A major research project looking at the potential of using stem cells to generate red blood cells for use in transfusions is being funded by the Wellcome Trust.
Professor Marc Turner - Director of the Scottish National Blood Transfusion Service (SNBTS) - is leading a collaboration between NHS Blood and Transplant, SNBTS, the Irish Blood Transfusion Service (IBTS), the Universities of Glasgow and Edinburgh, and Roslin Cells. Building on existing technology, the research team will turn stem cells into red blood cells and ensure that the resulting cells are safe to use in patients.
They will be producing type O negative blood cells, which in theory can be used for almost any patient in need of blood. The hope is to supplement the supply of blood from donors and fulfil the unmet demand for blood within the UK and around the world.

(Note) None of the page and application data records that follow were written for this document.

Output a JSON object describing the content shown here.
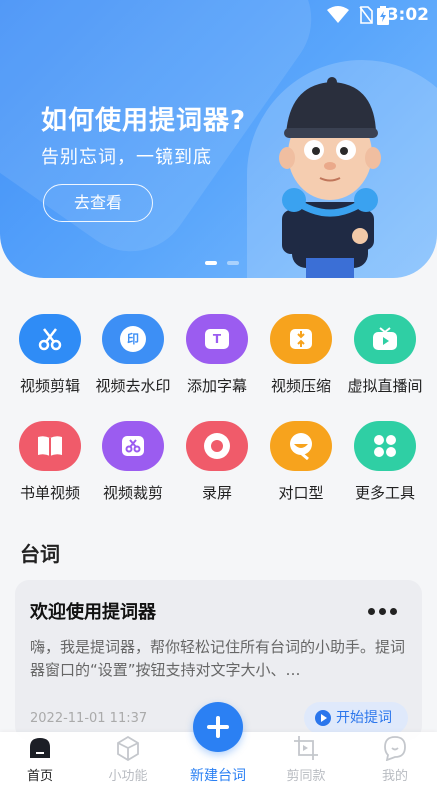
{
  "status_bar": {
    "time": "3:02"
  },
  "hero": {
    "title": "如何使用提词器?",
    "subtitle": "告别忘词，一镜到底",
    "button_label": "去查看"
  },
  "features": [
    {
      "label": "视频剪辑",
      "icon": "scissors-icon",
      "color": "#2f8cf6"
    },
    {
      "label": "视频去水印",
      "icon": "watermark-icon",
      "color": "#3d8ff5",
      "glyph": "印"
    },
    {
      "label": "添加字幕",
      "icon": "subtitle-icon",
      "color": "#9b5cf0",
      "glyph": "T"
    },
    {
      "label": "视频压缩",
      "icon": "compress-icon",
      "color": "#f7a31d"
    },
    {
      "label": "虚拟直播间",
      "icon": "live-tv-icon",
      "color": "#2fcfa4"
    },
    {
      "label": "书单视频",
      "icon": "book-icon",
      "color": "#f05b6a"
    },
    {
      "label": "视频裁剪",
      "icon": "crop-video-icon",
      "color": "#9b5cf0"
    },
    {
      "label": "录屏",
      "icon": "record-icon",
      "color": "#f05b6a"
    },
    {
      "label": "对口型",
      "icon": "lipsync-icon",
      "color": "#f7a31d"
    },
    {
      "label": "更多工具",
      "icon": "more-tools-icon",
      "color": "#2fcfa4"
    }
  ],
  "section": {
    "title": "台词"
  },
  "card": {
    "title": "欢迎使用提词器",
    "body": "嗨，我是提词器，帮你轻松记住所有台词的小助手。提词器窗口的“设置”按钮支持对文字大小、…",
    "date": "2022-11-01 11:37",
    "start_label": "开始提词"
  },
  "nav": {
    "items": [
      {
        "label": "首页"
      },
      {
        "label": "小功能"
      },
      {
        "label": "新建台词"
      },
      {
        "label": "剪同款"
      },
      {
        "label": "我的"
      }
    ]
  }
}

Professor Marc Turner said: "Although we have an established blood service in this country, we still experience difficulties with blood shortages from time to time. There are still the challenges of matching donor and patient blood, and we still have problems with transfusion-transmitted illness. And when one looks at the problems that Western countries face, these are of course relatively minor compared to the severe problems in other parts of the world."
The project will use human embryonic stem cells, which can be kept in culture indefinitely maintaining the potential to form any other type of cell or tissue in the body. The stem cells will come from embryos between three and five days old that would otherwise be discarded as part of routine IVF (in vitro fertilisation) treatments. The research will be conducted in accordance with Human Fertilisation and Embryology Authority (HFEA) procedures.
The Wellcome Trust is providing almost £3 million to fund the research. If successful, it could lead to a new and sustainable source of blood for use in transfusions.
Dr Ted Bianco, the Wellcome Trust's Director of Technology Transfer, said: "Blood transfusion is one of the most common life-saving procedures in medicine, yet we remain dependent on the ongoing availability of donated material. To be sure of a reliable and scaleable supply of blood in the future, when and where it is needed, requires us to go back to the drawing board. It is an exciting and ground-breaking approach that the team led by Marc Turner have come up with. The time has come to apply modern biology to a procedure that has been with us for the best part of 200 years."